• [Task details]:
Repeat the data below exactly, with every entry included.

[[ Records to use, beginning ]]

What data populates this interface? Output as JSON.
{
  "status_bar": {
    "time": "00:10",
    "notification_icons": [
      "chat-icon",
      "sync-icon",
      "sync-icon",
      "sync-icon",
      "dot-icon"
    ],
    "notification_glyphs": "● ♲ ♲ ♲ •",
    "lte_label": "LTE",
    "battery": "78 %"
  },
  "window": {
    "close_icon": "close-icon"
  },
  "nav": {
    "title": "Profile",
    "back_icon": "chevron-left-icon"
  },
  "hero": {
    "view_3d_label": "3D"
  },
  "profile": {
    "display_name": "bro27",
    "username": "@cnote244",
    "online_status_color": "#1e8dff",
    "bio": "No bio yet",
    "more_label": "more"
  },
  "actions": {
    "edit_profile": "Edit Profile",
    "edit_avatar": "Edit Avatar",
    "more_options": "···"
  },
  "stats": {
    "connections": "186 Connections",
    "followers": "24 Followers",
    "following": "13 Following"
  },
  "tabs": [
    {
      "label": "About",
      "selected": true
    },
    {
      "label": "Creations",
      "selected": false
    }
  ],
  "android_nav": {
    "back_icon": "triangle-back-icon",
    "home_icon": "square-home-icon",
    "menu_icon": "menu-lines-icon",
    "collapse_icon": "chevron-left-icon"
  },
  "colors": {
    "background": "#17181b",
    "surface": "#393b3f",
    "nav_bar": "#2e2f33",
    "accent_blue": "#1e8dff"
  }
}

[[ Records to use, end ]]

• [Completed task]:
What data populates this interface? Output as JSON.
{
  "status_bar": {
    "time": "00:10",
    "notification_icons": [
      "chat-icon",
      "sync-icon",
      "sync-icon",
      "sync-icon",
      "dot-icon"
    ],
    "notification_glyphs": "● ♲ ♲ ♲ •",
    "lte_label": "LTE",
    "battery": "78 %"
  },
  "window": {
    "close_icon": "close-icon"
  },
  "nav": {
    "title": "Profile",
    "back_icon": "chevron-left-icon"
  },
  "hero": {
    "view_3d_label": "3D"
  },
  "profile": {
    "display_name": "bro27",
    "username": "@cnote244",
    "online_status_color": "#1e8dff",
    "bio": "No bio yet",
    "more_label": "more"
  },
  "actions": {
    "edit_profile": "Edit Profile",
    "edit_avatar": "Edit Avatar",
    "more_options": "···"
  },
  "stats": {
    "connections": "186 Connections",
    "followers": "24 Followers",
    "following": "13 Following"
  },
  "tabs": [
    {
      "label": "About",
      "selected": true
    },
    {
      "label": "Creations",
      "selected": false
    }
  ],
  "android_nav": {
    "back_icon": "triangle-back-icon",
    "home_icon": "square-home-icon",
    "menu_icon": "menu-lines-icon",
    "collapse_icon": "chevron-left-icon"
  },
  "colors": {
    "background": "#17181b",
    "surface": "#393b3f",
    "nav_bar": "#2e2f33",
    "accent_blue": "#1e8dff"
  }
}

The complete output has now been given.